▸ **Records for this task**:
= = =

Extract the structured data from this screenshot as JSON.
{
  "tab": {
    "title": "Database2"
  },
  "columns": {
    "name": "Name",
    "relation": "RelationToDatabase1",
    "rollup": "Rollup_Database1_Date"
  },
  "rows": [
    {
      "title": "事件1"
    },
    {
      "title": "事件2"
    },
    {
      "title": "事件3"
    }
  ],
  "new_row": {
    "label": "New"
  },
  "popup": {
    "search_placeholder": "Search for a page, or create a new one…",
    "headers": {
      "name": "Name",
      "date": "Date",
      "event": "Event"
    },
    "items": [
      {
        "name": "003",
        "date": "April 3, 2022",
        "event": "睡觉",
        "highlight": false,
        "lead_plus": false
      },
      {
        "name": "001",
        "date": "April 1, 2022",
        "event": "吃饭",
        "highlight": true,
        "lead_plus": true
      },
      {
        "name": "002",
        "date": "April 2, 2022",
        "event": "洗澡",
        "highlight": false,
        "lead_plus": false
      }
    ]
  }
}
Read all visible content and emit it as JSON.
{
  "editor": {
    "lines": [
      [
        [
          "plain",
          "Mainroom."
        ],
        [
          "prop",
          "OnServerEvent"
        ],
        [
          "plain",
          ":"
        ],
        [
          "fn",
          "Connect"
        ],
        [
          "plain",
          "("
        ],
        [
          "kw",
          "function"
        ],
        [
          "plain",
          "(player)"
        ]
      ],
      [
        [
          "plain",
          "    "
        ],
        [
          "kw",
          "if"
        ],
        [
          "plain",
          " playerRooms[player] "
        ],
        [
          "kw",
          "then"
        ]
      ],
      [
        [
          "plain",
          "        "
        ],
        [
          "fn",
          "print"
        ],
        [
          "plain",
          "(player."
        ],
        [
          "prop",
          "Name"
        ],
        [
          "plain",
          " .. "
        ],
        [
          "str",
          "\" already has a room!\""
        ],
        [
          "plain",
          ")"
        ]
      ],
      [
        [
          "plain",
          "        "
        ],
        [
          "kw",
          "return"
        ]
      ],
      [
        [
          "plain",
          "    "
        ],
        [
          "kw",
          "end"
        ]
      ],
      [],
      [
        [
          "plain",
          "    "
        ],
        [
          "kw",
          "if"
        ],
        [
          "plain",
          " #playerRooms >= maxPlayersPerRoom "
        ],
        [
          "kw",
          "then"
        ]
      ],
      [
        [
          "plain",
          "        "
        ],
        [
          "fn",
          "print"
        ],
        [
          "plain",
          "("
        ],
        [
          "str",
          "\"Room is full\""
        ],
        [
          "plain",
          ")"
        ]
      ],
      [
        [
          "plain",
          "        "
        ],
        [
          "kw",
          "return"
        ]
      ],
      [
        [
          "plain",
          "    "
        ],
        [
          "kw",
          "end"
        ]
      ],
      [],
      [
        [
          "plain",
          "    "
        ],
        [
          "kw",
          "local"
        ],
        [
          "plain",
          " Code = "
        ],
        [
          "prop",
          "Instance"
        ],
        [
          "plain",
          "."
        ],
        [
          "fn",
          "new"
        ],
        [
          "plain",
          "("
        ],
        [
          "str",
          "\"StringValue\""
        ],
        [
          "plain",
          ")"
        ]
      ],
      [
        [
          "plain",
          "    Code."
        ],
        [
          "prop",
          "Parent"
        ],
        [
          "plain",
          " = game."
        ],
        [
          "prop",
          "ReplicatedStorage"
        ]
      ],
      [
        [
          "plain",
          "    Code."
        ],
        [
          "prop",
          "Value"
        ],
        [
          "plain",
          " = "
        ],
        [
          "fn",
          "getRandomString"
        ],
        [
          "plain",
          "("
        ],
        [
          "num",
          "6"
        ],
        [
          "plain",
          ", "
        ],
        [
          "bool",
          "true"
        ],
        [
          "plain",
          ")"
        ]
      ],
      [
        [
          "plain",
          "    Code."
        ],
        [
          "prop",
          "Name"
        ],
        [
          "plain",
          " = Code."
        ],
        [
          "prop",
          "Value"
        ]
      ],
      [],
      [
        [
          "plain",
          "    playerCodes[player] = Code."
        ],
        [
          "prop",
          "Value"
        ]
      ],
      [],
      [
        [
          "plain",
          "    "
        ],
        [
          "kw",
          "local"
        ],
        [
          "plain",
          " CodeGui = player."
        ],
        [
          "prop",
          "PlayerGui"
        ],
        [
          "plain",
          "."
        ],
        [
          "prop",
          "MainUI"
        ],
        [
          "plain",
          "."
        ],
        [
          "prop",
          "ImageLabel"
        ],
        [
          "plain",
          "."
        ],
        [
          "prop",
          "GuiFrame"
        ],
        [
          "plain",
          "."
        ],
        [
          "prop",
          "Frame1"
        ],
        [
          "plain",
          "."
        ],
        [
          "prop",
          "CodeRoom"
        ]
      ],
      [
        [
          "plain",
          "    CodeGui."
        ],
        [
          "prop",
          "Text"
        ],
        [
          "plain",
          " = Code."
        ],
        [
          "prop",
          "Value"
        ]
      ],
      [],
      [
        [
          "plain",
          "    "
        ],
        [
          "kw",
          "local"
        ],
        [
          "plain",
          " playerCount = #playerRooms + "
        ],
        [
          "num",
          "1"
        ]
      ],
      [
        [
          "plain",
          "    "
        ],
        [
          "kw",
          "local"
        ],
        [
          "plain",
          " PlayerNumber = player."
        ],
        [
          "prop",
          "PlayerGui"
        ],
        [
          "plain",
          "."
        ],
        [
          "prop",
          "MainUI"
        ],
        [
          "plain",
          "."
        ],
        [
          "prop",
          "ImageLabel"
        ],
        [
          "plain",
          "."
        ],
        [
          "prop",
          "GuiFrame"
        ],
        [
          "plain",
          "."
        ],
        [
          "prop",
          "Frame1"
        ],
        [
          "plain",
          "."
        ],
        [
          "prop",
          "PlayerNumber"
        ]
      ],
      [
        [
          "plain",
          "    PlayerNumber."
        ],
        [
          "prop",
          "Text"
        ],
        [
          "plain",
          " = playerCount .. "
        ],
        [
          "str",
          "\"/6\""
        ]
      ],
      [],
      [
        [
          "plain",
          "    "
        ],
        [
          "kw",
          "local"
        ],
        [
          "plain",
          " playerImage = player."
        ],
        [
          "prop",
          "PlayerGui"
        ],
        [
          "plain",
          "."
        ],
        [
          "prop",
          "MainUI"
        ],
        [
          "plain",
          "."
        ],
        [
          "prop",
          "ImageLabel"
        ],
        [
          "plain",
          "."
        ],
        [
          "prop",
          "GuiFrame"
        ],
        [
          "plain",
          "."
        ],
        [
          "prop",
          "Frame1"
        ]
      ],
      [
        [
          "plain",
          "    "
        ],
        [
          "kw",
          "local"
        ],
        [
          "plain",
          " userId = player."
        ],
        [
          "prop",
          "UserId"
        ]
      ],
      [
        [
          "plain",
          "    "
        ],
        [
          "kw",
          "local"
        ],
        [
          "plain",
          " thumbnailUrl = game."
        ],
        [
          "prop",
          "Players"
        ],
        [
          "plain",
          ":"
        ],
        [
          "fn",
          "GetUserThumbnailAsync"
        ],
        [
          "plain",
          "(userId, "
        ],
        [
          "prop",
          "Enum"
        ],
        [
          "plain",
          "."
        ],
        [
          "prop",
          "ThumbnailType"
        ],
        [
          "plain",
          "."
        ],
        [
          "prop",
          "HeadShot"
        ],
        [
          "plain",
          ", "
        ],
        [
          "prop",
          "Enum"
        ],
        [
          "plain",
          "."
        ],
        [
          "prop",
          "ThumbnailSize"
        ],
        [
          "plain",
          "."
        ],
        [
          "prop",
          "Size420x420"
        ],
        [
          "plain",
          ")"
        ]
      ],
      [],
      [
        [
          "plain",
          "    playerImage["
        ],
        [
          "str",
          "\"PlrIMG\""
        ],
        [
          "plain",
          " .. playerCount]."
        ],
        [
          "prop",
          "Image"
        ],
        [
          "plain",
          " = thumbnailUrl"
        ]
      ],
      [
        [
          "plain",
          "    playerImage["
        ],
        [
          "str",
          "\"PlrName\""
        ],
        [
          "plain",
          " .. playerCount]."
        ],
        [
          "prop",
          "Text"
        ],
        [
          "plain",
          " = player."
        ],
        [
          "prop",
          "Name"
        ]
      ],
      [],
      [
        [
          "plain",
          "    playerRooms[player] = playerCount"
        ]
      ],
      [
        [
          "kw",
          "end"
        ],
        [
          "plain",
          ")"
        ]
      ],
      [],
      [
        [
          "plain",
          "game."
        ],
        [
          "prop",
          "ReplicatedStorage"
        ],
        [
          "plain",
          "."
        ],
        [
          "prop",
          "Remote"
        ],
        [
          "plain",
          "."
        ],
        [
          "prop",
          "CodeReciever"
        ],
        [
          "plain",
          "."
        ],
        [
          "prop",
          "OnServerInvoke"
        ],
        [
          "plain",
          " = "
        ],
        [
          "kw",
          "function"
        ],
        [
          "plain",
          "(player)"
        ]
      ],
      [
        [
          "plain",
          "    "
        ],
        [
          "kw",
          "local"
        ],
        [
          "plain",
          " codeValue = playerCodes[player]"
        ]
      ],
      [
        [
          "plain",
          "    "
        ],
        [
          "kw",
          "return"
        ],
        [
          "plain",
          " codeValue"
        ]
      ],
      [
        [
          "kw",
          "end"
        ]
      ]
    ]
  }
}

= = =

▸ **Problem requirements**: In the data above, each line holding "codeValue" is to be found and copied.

▸ **Problem solution**:
          " codeValue = playerCodes[player]"
          " codeValue"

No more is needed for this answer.